"However, no objection was made at the trial to the failure of the State to properly qualify the witness as an expert, and no ruling of the court was invoked. Matters not objected to in trial court cannot be considered for the first time on appeal since a review on appeal is limited to those matters at which rulings are invoked at nisi prius. Smith v. State, 40 Ala.App. 600, 119 So. 2d 202; Thompson v. State, 44 Ala.App. 414, 211 So. 2d 505; Volunteer State Life Ins. Co. v. Danley, 33 Ala.App. 543, 36 So. 2d 123, cert. denied 250 Ala. 702, 36 So. 2d 132."

At the risk of didacticism, we cannot too often adjure trial counsel that to remain silent and speculate on a favorable verdict can only put the client behind the eight ball with a nugatory ground for reversal in an appellate court. See Dawson v. State, 47 Ala.App. 293, 253 So. 2d 362, Cates, J., dissenting,"Object till Hell freezes over."

Without an objection we must follow the usual rule of refraining from meddling where the trial judge was not called upon to intervene. McGullion v. State, 50 Ala. App. 55, 276 So. 2d 640 reflects gratuitous dictum unnecessary to the decision.

Many times appellate courts do peek beyond the brink to assure that no injustice of mechanical jurisprudence lurks in a stricken record. Relf v. State, 267 Ala. 3, 99 So. 2d 216. Thus, we doubt after the opinion of Foster and Bouldin. JJ., dubiter in Pugh v. State, 239 Ala. 329, 194 So. 810 and Thompson v. City of Louisville, 362 U.S. 199, 80 S. Ct. 624, 4 L. Ed. 2d 654, that Woodson v. State, 170 Ala. 87, 54 So. 191, can be said to be the law.

The appellant also complains that the evidence was insufficient to sustain a conviction. There was no motion to exclude the evidence, the affirmative charge was not requested in writing and no motion for a new trial was made.

The sufficiency of the evidence is therefore not presented for consideration on this appeal. Edwards v. State, 49 Ala.App. 122, 269 So. 2d 140.

This, however, is not a case where there is no evidence to make out a prima facie case for the prosecution. Rather, here we have testimony to support the indictment and thus justify the verdict. We did not see this witness and hear her talk. We cannot at this distance say that justice has miscarried.

III

The oral charge contains the following:

"Do not take anything that the District Attorney has said or that the Attorney for the Defendant has said into your *656 considerations in making your decision in this case."

Counsel for defendant took no exception to the oral charge. Code 1940, T. 7, § 273.

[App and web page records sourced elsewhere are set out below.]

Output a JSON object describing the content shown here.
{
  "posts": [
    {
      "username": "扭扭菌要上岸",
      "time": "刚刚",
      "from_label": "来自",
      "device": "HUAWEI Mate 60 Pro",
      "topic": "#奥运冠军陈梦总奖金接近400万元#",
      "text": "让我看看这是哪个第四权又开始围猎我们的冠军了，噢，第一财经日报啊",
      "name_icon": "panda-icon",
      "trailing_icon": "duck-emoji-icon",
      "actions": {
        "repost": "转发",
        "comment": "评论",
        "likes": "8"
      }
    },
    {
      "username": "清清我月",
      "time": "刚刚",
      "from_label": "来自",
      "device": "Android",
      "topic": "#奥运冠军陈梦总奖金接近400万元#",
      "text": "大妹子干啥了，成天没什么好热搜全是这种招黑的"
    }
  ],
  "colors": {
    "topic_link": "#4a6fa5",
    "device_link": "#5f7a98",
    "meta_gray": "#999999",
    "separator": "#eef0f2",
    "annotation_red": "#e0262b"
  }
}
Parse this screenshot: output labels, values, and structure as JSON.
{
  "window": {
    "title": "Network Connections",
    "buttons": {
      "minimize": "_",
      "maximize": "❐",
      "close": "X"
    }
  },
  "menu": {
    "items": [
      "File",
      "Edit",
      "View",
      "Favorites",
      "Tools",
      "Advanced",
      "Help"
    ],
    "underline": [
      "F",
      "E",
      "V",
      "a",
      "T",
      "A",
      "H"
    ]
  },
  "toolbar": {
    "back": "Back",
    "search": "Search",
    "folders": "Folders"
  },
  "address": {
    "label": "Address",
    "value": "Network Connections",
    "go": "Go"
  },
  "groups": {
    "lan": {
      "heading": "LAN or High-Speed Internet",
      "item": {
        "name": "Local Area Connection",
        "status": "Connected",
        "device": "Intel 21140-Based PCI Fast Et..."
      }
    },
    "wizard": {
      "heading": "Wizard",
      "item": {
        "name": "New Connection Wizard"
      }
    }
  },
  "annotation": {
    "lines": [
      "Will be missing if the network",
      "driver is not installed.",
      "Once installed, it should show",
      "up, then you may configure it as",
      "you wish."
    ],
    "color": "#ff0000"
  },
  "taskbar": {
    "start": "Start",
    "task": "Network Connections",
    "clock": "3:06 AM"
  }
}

Moreover, language used in Lane v. State, 85 Ala. 11, 4 So. 730, supports the instant charge. We do not view this statement in context with the whole charge as denying the right to be heard by counsel.

We have carefully examined the record under the requisites of Code 1940, T. 15, § 389 and consider that the judgment below should be

Affirmed.

All the Judges concur.

NOTES

[1] In Jackson v. State, 239 Ala. 38, 193 So. 417, a minimum age seems to have been laid down:

"In Wharton's Criminal Evidence (10th Ed.) Vol. 1, Section 366, it is said: `Four years has been assigned as the minimum age, but after this age the question of admissibility is to be decided by the court.' * * *."